What makes the nearly proverbial ‘good exposure’? Does it mean that all tones are within the range of your sensor? Does it mean that all shadows are filled appropriately? Does it mean the histogram is forming that beloved bell curve in the middle? Does it mean you need to shoot a five frame sequence and combine them to get all the available light from a scene? Is there only one good exposure for a given scene?
I often get asked, "What settings should I be using?" by photographers I shoot with and even work with. This malformed question is the source of much stress on both sides of it. I am unable to answer, and my counterpart is unable to proceed with their shot. It doesn’t have to be, and a small shift in thinking can make the whole idea a little bit easier to digest, more fluid and more creative.
Let us look first at what a ‘good exposure’ is. A good exposure, at least in my mind, is one which communicates the mood I was attempting to create. It is as simple as intention. If I meant to blow out that sky, then that’s fine by me. My shadows may have blocked up, but that’s how I wanted them.
Case in Point #1: Exposing the Highlights
With this shot, I wanted a stark, harsh feeling. Exposing for the shadows would leave anything hit by light devoid of detail and lose the gritty detail. However, exposing dark enough to leave some detail in the brighter areas of the picture lends itself to creating a moody, slightly mysterious atmosphere.
Case in Point #2: Expose the Shadows
This shot was the exact opposite, I wanted the darker parts of the scene exposed brightly, and the rest of the scene really didn’t matter as much. The blown highlights also give the expansive feeling I wanted to display with the series of shots I made that day.
These two shots are stark opposites in terms of exposure, and are far from the full spectrum of choices we can make regarding our exposures. However, I hope that they illustrate the point that the only good exposure is the one you intend to make.

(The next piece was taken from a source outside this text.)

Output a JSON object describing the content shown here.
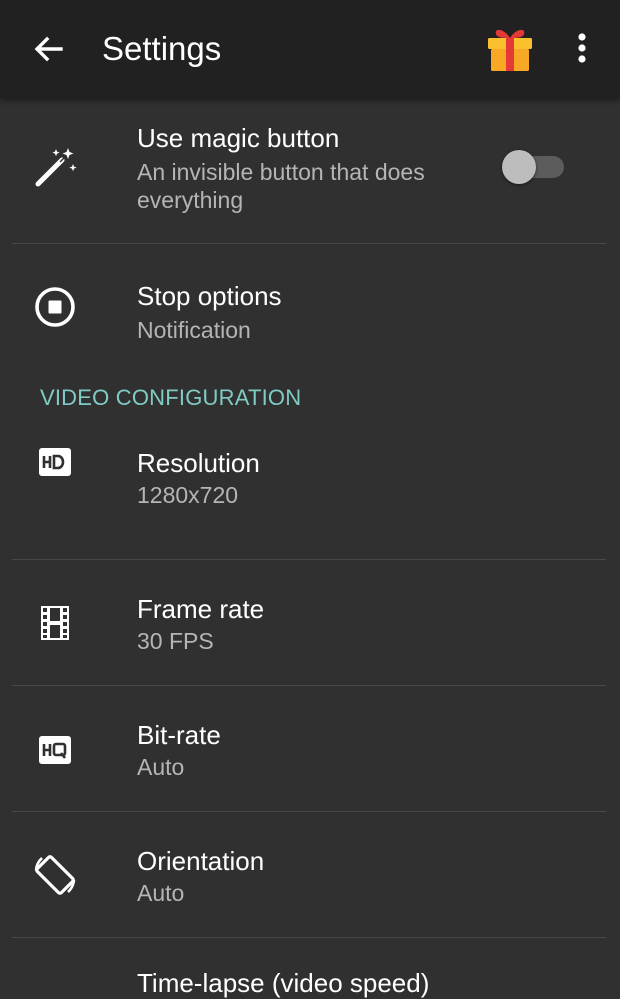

Although the original question itself is not completely off track, but would be better asked as "What settings should I use to create the image I have in mind?"